People can quibble about Slate, and I'll join in with any criticisms of Mickey Kaus and Slate's rightward drift over the last 2-4 years. But really, this is ridiculous. Not only is that a shaggy dog of a paragraph with no coherent argument tying the sentences together into a logical whole, it's also a moral abomination. For Hitchens, the problem of looting wasn't that the Bushies ignored everyone with any experience or expertise in maintaining order in immediate post-war situations, all of whom said the U.S. would need more troops than the Pentagon was willing to send into Iraq. The looting wasn't even a predictable response to chaos, one that's been seen repeatedly in similar circumstances. No, according to Hitchens, the looting was Saddam's fault because he let prisoners out of Abu Ghraib. [Which raises the obvious question; even if it was criminals released from Abu Ghraib who did the looting--including presumably the heavy equipment operators who methodically disassembled almost all of Saddam's WMD capabilities and delivered the equipment to Iran--why did all those criminals wait until the Americans arrived to loot Baghdad? Apparently because Saddam had enough troops to prevent the looting, and the US didn't.] And is there any evidence that the release of prisoners contributed to the looting, or is Hitchens just speculating wildly? And is he now just constitutionally incapable of avoiding lies? The torture wasn't committed by just England and Graner, and it wasn't "uncovered" by their superiors, it was exposed to superiors by Spc. Darby, and became known to the public because somebody leaked the photos to Sy Hersh.

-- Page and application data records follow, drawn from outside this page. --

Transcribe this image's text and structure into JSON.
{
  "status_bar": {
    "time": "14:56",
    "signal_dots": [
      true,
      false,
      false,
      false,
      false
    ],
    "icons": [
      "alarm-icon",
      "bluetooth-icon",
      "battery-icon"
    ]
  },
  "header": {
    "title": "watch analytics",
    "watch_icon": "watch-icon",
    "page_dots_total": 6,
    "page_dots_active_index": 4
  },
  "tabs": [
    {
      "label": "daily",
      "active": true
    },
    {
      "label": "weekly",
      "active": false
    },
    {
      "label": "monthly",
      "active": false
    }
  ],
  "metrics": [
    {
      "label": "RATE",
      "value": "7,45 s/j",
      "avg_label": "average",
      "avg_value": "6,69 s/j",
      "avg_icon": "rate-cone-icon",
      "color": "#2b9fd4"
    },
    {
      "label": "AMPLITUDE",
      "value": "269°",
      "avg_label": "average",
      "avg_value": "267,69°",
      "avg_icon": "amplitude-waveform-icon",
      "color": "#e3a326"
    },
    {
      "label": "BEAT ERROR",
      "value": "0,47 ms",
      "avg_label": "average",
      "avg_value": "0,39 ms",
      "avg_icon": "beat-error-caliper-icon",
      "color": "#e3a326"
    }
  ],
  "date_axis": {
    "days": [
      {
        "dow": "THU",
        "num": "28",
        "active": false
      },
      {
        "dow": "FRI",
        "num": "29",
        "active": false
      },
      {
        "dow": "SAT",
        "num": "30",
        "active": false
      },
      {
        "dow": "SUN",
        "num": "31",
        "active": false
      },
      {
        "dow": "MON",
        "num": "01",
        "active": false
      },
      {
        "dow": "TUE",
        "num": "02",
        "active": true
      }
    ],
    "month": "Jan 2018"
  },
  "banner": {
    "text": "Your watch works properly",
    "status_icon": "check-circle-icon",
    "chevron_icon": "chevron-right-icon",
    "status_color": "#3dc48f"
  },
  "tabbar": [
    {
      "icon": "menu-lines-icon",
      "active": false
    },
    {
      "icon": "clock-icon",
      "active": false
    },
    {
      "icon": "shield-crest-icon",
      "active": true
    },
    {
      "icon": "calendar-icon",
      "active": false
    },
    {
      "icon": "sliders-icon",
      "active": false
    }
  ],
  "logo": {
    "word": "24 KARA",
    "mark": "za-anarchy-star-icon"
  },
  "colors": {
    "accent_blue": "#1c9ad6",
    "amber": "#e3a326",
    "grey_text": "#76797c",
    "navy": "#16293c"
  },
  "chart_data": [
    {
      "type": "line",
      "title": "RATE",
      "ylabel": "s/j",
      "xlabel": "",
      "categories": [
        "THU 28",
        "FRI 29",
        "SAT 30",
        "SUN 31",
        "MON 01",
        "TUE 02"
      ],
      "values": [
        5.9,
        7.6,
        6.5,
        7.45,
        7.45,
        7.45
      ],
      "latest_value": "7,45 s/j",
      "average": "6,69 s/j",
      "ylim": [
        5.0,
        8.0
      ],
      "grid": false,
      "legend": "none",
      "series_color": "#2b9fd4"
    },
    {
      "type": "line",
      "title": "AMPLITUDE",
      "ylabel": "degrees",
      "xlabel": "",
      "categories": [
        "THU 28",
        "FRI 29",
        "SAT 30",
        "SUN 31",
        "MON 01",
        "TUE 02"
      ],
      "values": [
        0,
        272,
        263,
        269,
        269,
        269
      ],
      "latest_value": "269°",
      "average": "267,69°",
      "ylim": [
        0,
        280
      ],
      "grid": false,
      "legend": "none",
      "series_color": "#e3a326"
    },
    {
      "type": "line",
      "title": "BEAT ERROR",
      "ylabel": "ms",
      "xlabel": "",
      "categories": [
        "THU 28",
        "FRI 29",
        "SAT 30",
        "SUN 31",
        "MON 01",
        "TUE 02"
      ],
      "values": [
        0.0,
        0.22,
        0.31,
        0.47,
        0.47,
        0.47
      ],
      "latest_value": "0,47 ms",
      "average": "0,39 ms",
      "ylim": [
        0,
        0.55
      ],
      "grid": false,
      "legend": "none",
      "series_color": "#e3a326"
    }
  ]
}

But what the hell does the prosthetic hands issue have to do with the torture at Abu Ghraib? By combining those two completely unrelated issues, it's as if he's trying to exonerate the U.S. Army, the Pentagon and the Bush Administration for the torture at Abu Ghraib because somebody--Hitchens doesn't even say who--sent 7 victims of Saddam to Texas for prosthetics.
Hitchens and the neocons like Douglas Feith like to think of themselves as the contemporary equivalents of the great writers and intellectuals arrayed against the forces of fascism and communism. But George Orwell would be sickened to be associated with Christopher Hitchens, who apparently thinks that all that matters is that we be better than Saddam Hussein. Hopefully, Slate will soon be embarrassed to be publishing the writings of a morally repugnant reactionary about whom the best that can be said is he's better than David Horowitz.